Too often, John Esposito hears people say that Muslim women can't drive cars.
"Saudi women can't drive cars, but did you know that Saudi women own the majority of real estate in Jeddah and Riyadh?" Esposito, an expert on Islam, told a crowd gathered in Montana State University's Strand Union Ballrooms Wednesday night.
Esposito has served as a consultant to the U.S. Department of State and other U.S. government agencies, Middle Eastern, European and Asian governments and corporations, universities and the media worldwide. He's a professor of religion and international studies at Georgetown University. His books and articles have been translated into 30 different languages.
He spoke on Wednesday night about the future of Islam and Islam-West relations.
"The fact is that the 1.5 billion Muslims in the world are still seen in terms of what a fraction of a fraction of a fraction of all Muslims do," Esposito said. "We don't judge all of Christianity that way."
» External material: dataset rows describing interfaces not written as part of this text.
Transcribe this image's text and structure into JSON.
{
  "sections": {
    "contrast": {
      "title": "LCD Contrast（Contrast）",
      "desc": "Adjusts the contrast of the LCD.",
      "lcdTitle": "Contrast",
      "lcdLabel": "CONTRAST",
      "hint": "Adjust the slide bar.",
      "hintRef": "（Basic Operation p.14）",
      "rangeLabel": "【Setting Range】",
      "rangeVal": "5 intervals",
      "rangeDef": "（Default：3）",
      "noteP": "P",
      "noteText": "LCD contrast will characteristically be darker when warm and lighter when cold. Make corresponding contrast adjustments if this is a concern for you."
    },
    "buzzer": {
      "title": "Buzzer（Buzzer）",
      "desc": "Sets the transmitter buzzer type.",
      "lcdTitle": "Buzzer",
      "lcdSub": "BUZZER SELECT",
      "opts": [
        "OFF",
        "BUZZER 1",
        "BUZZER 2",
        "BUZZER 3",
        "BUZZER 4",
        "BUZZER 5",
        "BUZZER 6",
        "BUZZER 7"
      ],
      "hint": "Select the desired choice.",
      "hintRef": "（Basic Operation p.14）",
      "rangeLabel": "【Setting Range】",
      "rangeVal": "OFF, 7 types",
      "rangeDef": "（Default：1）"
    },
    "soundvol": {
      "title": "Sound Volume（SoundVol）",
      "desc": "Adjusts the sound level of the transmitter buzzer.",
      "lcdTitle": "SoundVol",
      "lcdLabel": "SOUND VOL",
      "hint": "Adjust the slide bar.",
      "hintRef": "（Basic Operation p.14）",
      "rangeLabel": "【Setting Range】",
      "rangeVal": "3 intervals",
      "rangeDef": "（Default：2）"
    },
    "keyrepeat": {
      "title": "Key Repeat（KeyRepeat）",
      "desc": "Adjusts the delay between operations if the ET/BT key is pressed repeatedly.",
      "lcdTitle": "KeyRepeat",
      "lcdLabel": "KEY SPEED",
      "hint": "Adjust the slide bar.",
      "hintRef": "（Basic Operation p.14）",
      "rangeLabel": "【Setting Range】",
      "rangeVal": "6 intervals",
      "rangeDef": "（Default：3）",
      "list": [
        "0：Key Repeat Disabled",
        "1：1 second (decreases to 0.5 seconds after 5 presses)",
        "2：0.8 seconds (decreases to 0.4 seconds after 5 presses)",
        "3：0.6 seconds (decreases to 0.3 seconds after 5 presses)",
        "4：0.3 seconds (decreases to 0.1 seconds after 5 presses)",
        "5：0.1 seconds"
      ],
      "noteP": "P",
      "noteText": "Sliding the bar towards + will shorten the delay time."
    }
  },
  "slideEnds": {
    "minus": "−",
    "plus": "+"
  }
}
Hard data, collected by organizations like Gallup and Pew Research Center, is out there to tell people what Muslims think about America and vice versa.
For example, when Americans were asked what they admire about Muslims, more than 50 percent said, "Nothing" or "I don't know."
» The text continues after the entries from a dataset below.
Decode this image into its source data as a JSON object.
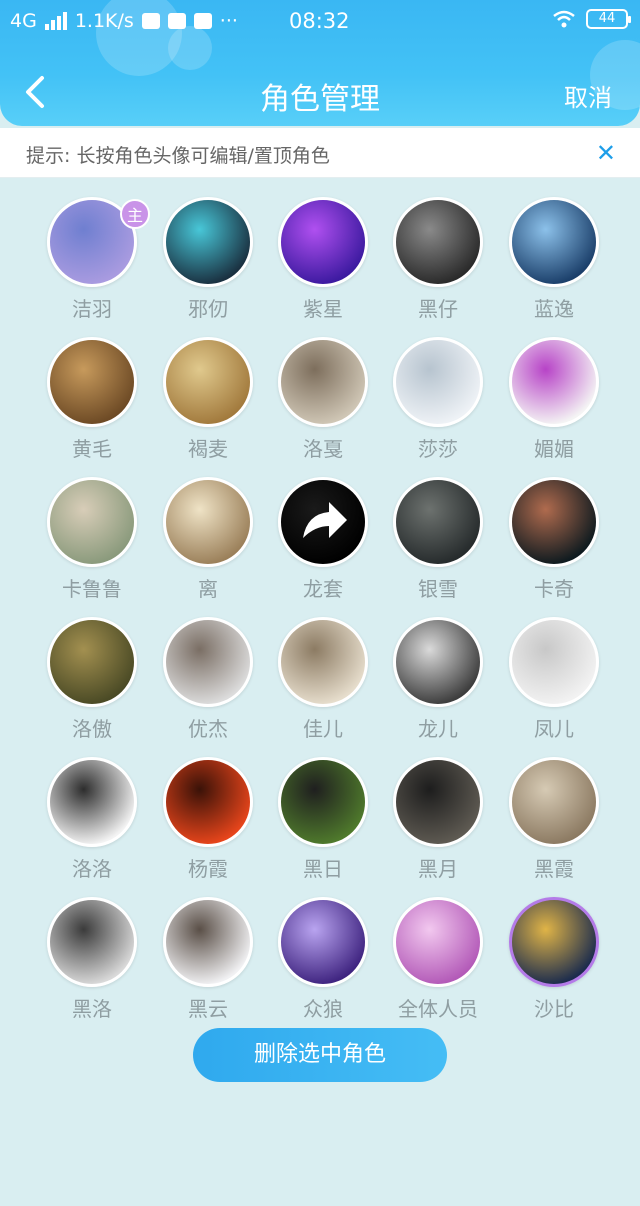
{
  "status_bar": {
    "network": "4G",
    "speed": "1.1K/s",
    "dots": "···",
    "time": "08:32",
    "battery": "44"
  },
  "nav": {
    "title": "角色管理",
    "cancel": "取消"
  },
  "tip": {
    "text": "提示: 长按角色头像可编辑/置顶角色",
    "close": "✕"
  },
  "owner_badge": "主",
  "roles": [
    {
      "name": "洁羽",
      "colors": [
        "#a99be0",
        "#6f7fd0"
      ]
    },
    {
      "name": "邪仞",
      "colors": [
        "#1a3040",
        "#48c7d8"
      ]
    },
    {
      "name": "紫星",
      "colors": [
        "#3c1aa0",
        "#b050f0"
      ]
    },
    {
      "name": "黑仔",
      "colors": [
        "#2a2a2a",
        "#8a8a8a"
      ]
    },
    {
      "name": "蓝逸",
      "colors": [
        "#1b3f6a",
        "#8cc1ea"
      ]
    },
    {
      "name": "黄毛",
      "colors": [
        "#6d4a25",
        "#c79a5c"
      ]
    },
    {
      "name": "褐麦",
      "colors": [
        "#a27a3d",
        "#e0c98d"
      ]
    },
    {
      "name": "洛戛",
      "colors": [
        "#cfc6b5",
        "#7d6e5c"
      ]
    },
    {
      "name": "莎莎",
      "colors": [
        "#eef2f6",
        "#b7c4cf"
      ]
    },
    {
      "name": "媚媚",
      "colors": [
        "#f4f4f4",
        "#b743c7"
      ]
    },
    {
      "name": "卡鲁鲁",
      "colors": [
        "#8a9a7c",
        "#d8cdb8"
      ]
    },
    {
      "name": "离",
      "colors": [
        "#9b805a",
        "#efe3c6"
      ]
    },
    {
      "name": "龙套",
      "colors": [
        "#000000",
        "#1a1a1a"
      ]
    },
    {
      "name": "银雪",
      "colors": [
        "#262b2c",
        "#6d726f"
      ]
    },
    {
      "name": "卡奇",
      "colors": [
        "#0e1a1f",
        "#b06b4e"
      ]
    },
    {
      "name": "洛傲",
      "colors": [
        "#4a4a25",
        "#a39050"
      ]
    },
    {
      "name": "优杰",
      "colors": [
        "#dcdcdc",
        "#7a6e64"
      ]
    },
    {
      "name": "佳儿",
      "colors": [
        "#e6ddcc",
        "#8c7b63"
      ]
    },
    {
      "name": "龙儿",
      "colors": [
        "#3d3d3d",
        "#dadada"
      ]
    },
    {
      "name": "凤儿",
      "colors": [
        "#f2f2f2",
        "#c8c8c8"
      ]
    },
    {
      "name": "洛洛",
      "colors": [
        "#f3f3f3",
        "#2d2d2d"
      ]
    },
    {
      "name": "杨霞",
      "colors": [
        "#e7451b",
        "#3a1208"
      ]
    },
    {
      "name": "黑日",
      "colors": [
        "#4f7a2c",
        "#1f1f1f"
      ]
    },
    {
      "name": "黑月",
      "colors": [
        "#5e5a52",
        "#1d1d1d"
      ]
    },
    {
      "name": "黑霞",
      "colors": [
        "#8c7a62",
        "#d6cab4"
      ]
    },
    {
      "name": "黑洛",
      "colors": [
        "#d9d9d9",
        "#3b3b3b"
      ]
    },
    {
      "name": "黑云",
      "colors": [
        "#f1f1f3",
        "#5a4f47"
      ]
    },
    {
      "name": "众狼",
      "colors": [
        "#3f2480",
        "#b9a4f0"
      ]
    },
    {
      "name": "全体人员",
      "colors": [
        "#b35ab8",
        "#f2c8ef"
      ]
    },
    {
      "name": "沙比",
      "colors": [
        "#1c2c4d",
        "#e0b447"
      ]
    }
  ],
  "delete_button": "删除选中角色"
}
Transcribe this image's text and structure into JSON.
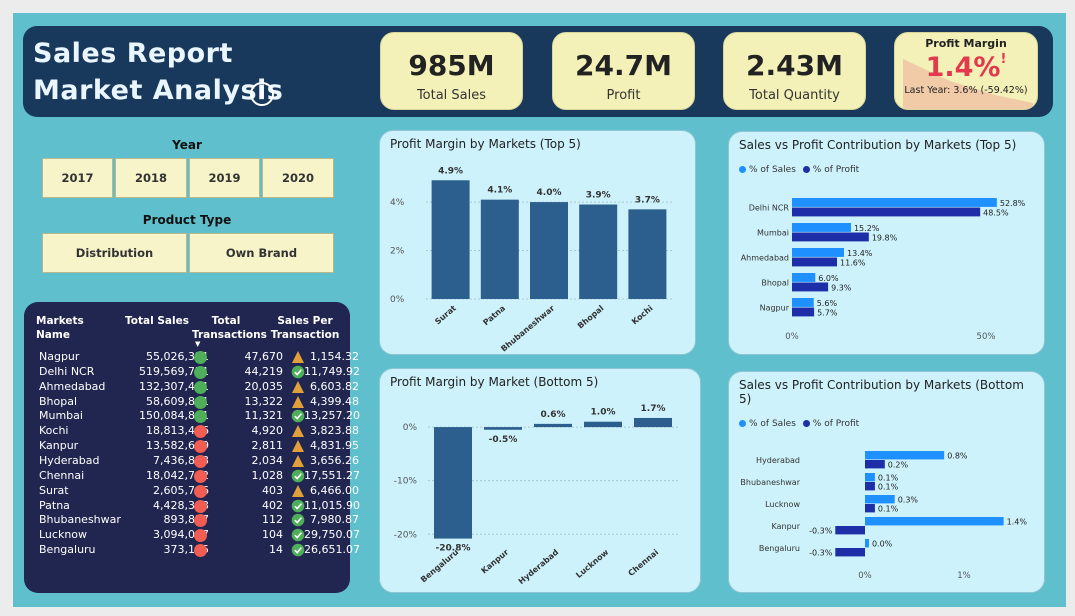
{
  "header": {
    "title_line1": "Sales Report",
    "title_line2": "Market Analysis",
    "info_icon": "i"
  },
  "kpis": [
    {
      "value": "985M",
      "label": "Total Sales"
    },
    {
      "value": "24.7M",
      "label": "Profit"
    },
    {
      "value": "2.43M",
      "label": "Total Quantity"
    }
  ],
  "profit_margin_card": {
    "title": "Profit Margin",
    "value": "1.4%",
    "alert": "!",
    "last_year": "Last Year: 3.6% (-59.42%)"
  },
  "year_slicer": {
    "title": "Year",
    "options": [
      "2017",
      "2018",
      "2019",
      "2020"
    ]
  },
  "product_slicer": {
    "title": "Product Type",
    "options": [
      "Distribution",
      "Own Brand"
    ]
  },
  "markets_table": {
    "headers": {
      "name": "Markets Name",
      "sales": "Total Sales",
      "tx": "Total Transactions",
      "spt": "Sales Per Transaction"
    },
    "sort_indicator": "▼",
    "rows": [
      {
        "name": "Nagpur",
        "sales": "55,026,321",
        "dot": "green",
        "tx": "47,670",
        "icon": "warning",
        "spt": "1,154.32"
      },
      {
        "name": "Delhi NCR",
        "sales": "519,569,771",
        "dot": "green",
        "tx": "44,219",
        "icon": "check",
        "spt": "11,749.92"
      },
      {
        "name": "Ahmedabad",
        "sales": "132,307,441",
        "dot": "green",
        "tx": "20,035",
        "icon": "warning",
        "spt": "6,603.82"
      },
      {
        "name": "Bhopal",
        "sales": "58,609,861",
        "dot": "green",
        "tx": "13,322",
        "icon": "warning",
        "spt": "4,399.48"
      },
      {
        "name": "Mumbai",
        "sales": "150,084,801",
        "dot": "green",
        "tx": "11,321",
        "icon": "check",
        "spt": "13,257.20"
      },
      {
        "name": "Kochi",
        "sales": "18,813,466",
        "dot": "red",
        "tx": "4,920",
        "icon": "warning",
        "spt": "3,823.88"
      },
      {
        "name": "Kanpur",
        "sales": "13,582,609",
        "dot": "red",
        "tx": "2,811",
        "icon": "warning",
        "spt": "4,831.95"
      },
      {
        "name": "Hyderabad",
        "sales": "7,436,823",
        "dot": "red",
        "tx": "2,034",
        "icon": "warning",
        "spt": "3,656.26"
      },
      {
        "name": "Chennai",
        "sales": "18,042,702",
        "dot": "red",
        "tx": "1,028",
        "icon": "check",
        "spt": "17,551.27"
      },
      {
        "name": "Surat",
        "sales": "2,605,796",
        "dot": "red",
        "tx": "403",
        "icon": "warning",
        "spt": "6,466.00"
      },
      {
        "name": "Patna",
        "sales": "4,428,393",
        "dot": "red",
        "tx": "402",
        "icon": "check",
        "spt": "11,015.90"
      },
      {
        "name": "Bhubaneshwar",
        "sales": "893,857",
        "dot": "red",
        "tx": "112",
        "icon": "check",
        "spt": "7,980.87"
      },
      {
        "name": "Lucknow",
        "sales": "3,094,007",
        "dot": "red",
        "tx": "104",
        "icon": "check",
        "spt": "29,750.07"
      },
      {
        "name": "Bengaluru",
        "sales": "373,115",
        "dot": "red",
        "tx": "14",
        "icon": "check",
        "spt": "26,651.07"
      }
    ]
  },
  "colors": {
    "green": "#4fae59",
    "red": "#f25d53",
    "warning": "#e1a03a",
    "check": "#4fae59",
    "bar": "#2d5f8e",
    "sales": "#1e90ff",
    "profit": "#1e2ea8"
  },
  "chart_data": [
    {
      "type": "bar",
      "title": "Profit Margin by Markets (Top 5)",
      "categories": [
        "Surat",
        "Patna",
        "Bhubaneshwar",
        "Bhopal",
        "Kochi"
      ],
      "values": [
        4.9,
        4.1,
        4.0,
        3.9,
        3.7
      ],
      "labels": [
        "4.9%",
        "4.1%",
        "4.0%",
        "3.9%",
        "3.7%"
      ],
      "yticks": [
        "0%",
        "2%",
        "4%"
      ],
      "ylim": [
        0,
        5.2
      ]
    },
    {
      "type": "bar",
      "title": "Profit Margin by Market (Bottom 5)",
      "categories": [
        "Bengaluru",
        "Kanpur",
        "Hyderabad",
        "Lucknow",
        "Chennai"
      ],
      "values": [
        -20.8,
        -0.5,
        0.6,
        1.0,
        1.7
      ],
      "labels": [
        "-20.8%",
        "-0.5%",
        "0.6%",
        "1.0%",
        "1.7%"
      ],
      "yticks": [
        "0%",
        "-10%",
        "-20%"
      ],
      "ylim": [
        -22,
        3
      ]
    },
    {
      "type": "bar",
      "title": "Sales vs Profit Contribution by Markets (Top 5)",
      "categories": [
        "Delhi NCR",
        "Mumbai",
        "Ahmedabad",
        "Bhopal",
        "Nagpur"
      ],
      "series": [
        {
          "name": "% of Sales",
          "values": [
            52.8,
            15.2,
            13.4,
            6.0,
            5.6
          ],
          "labels": [
            "52.8%",
            "15.2%",
            "13.4%",
            "6.0%",
            "5.6%"
          ]
        },
        {
          "name": "% of Profit",
          "values": [
            48.5,
            19.8,
            11.6,
            9.3,
            5.7
          ],
          "labels": [
            "48.5%",
            "19.8%",
            "11.6%",
            "9.3%",
            "5.7%"
          ]
        }
      ],
      "xticks": [
        "0%",
        "50%"
      ],
      "xlim": [
        0,
        50
      ]
    },
    {
      "type": "bar",
      "title": "Sales vs Profit Contribution by Markets (Bottom 5)",
      "categories": [
        "Hyderabad",
        "Bhubaneshwar",
        "Lucknow",
        "Kanpur",
        "Bengaluru"
      ],
      "series": [
        {
          "name": "% of Sales",
          "values": [
            0.8,
            0.1,
            0.3,
            1.4,
            0.04
          ],
          "labels": [
            "0.8%",
            "0.1%",
            "0.3%",
            "1.4%",
            "0.0%"
          ]
        },
        {
          "name": "% of Profit",
          "values": [
            0.2,
            0.1,
            0.1,
            -0.3,
            -0.3
          ],
          "labels": [
            "0.2%",
            "0.1%",
            "0.1%",
            "-0.3%",
            "-0.3%"
          ]
        }
      ],
      "xticks": [
        "0%",
        "1%"
      ],
      "xlim": [
        0,
        1
      ]
    }
  ]
}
Meanwhile, Muslims had a laundry list of things they liked about Americans, including education, technology, economic development and democratic values.
After 9/11, Americans saw broadcasts of Muslims celebrating in the streets.
But, Esposito said, what most didn't see was the full page advertisement by Muslim leaders denouncing terrorism in a Beckett Foundation publication or other similar statements on various websites.
Americans started asking, "Why do they hate us?"
The problem is, Esposito said, that in asking that question, people didn't distinguish between terrorism and anti-Americanism.
"There are people who believe that in their part of the world, there's a double standard," he said. "They believe America promotes human rights and democracy for themselves, but doesn't get behind it for other countries."
He cited the United States' financial support of totalitarian regimes, like former President Hosni Mubarak in Egypt.
Esposito said that after 9/11 an Egyptian friend of his asked him if the tragedy was going to be the beginning or the end.
"She wondered if it would be an excuse to redraw the lines of the Middle East," he said.
Esposito said Americans need "a totally new paradigm."
"The old paradigm has exploded on us," he said, and to simply continue down that path is "a pressure cooker that's going to blow at some point."
"We can't be thinking about promoting human rights for ourselves if we don't support it for other people," Esposito said.
And, he added, "We have to choose diplomacy over military intervention."